Time to promote on-farm efficiency and adaptation
Victoria and NSW recently released ‘‘agreed socio-economic criteria to determine the requirements for any further water recovery under the Murray-Darling Basin Plan’’ will unfortunately rule out almost all on and off-farm water efficiency projects in the southern basin.
Water efficiency projects offer regions opportunities to transition to future conditions, add to regional economies, and increase the resilience of rural businesses and communities.
The Goulburn Murray Irrigation District, as one of the oldest established irrigation regions, has many strengths including well-established processing, marketing and transport infrastructure.
These significant assets, together with well-established complementary industries, highly competent management and a capable workforce, make our region the envy of the basin.
One of the greatest risks our region faces is the failure of industries and irrigators to transition to contemporary and emerging management models that are a necessary adjustment to changing climatic conditions, water availability and industry competition.
This phase of change will take place one way or other as industries are forced to address climatic conditions, water availability and, in some cases, generational change.
Rather than defending current management practices and models our region should take the opportunity offered by the basin plan implementation to transition our farms and industries for the future.
An example of this opportunity has been the Connections project.
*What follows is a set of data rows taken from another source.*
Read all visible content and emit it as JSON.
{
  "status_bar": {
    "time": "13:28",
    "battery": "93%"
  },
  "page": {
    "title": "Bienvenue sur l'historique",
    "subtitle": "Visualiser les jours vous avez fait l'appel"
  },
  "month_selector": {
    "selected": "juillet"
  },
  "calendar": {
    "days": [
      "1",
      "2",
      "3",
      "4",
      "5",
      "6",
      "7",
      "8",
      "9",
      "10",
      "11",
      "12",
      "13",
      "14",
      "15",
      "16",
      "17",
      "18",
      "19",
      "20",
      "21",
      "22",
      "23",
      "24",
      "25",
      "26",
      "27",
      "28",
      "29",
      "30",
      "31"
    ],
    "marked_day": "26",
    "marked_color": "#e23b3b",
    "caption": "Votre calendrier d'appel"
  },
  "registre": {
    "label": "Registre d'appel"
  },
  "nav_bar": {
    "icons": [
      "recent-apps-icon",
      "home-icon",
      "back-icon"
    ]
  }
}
This program, made possible the injection of $2billion into the GMID to transition an antiquated run-down irrigation supply system into an efficient system capable of servicing our region into the future.
Now is the time to promote on-farm efficiency and adaptation rather than just ‘‘let it happen’’ and have water continue to trade downstream to more efficient, productive and competitive industries.
On-farm efficiency programs have in the past decade played a vital role in assisting adaptation to changed conditions with many successful examples in the dairy and cropping industries.
Those concerned that on-farm programs will see water taken from our region should consider the alternative: unsustainable and unviable irrigation businesses selling water downstream to more profitable competitors as they close up shop.
GV Environment Group president
and Environmental Farmers Network
water resources spokesperson
Two days’ notice for meeting is not good enough
The arrogance of the organisers of a Murray-Darling Basin Plan ‘consultation’ meeting has even surprised me this time, asking farmers and irrigators to make comments and submissions living in the Shepparton area with less than two days’ notice of a meeting.
This meeting MUST be moved to a date that gives at least two weeks’ notice.
Do the public servants think that farmers /irrigators and all the other interested parties have nothing else to do but can drop everything at two days’ notice?
Obviously they must have easier jobs than the rest of us.
—Heather du Vallon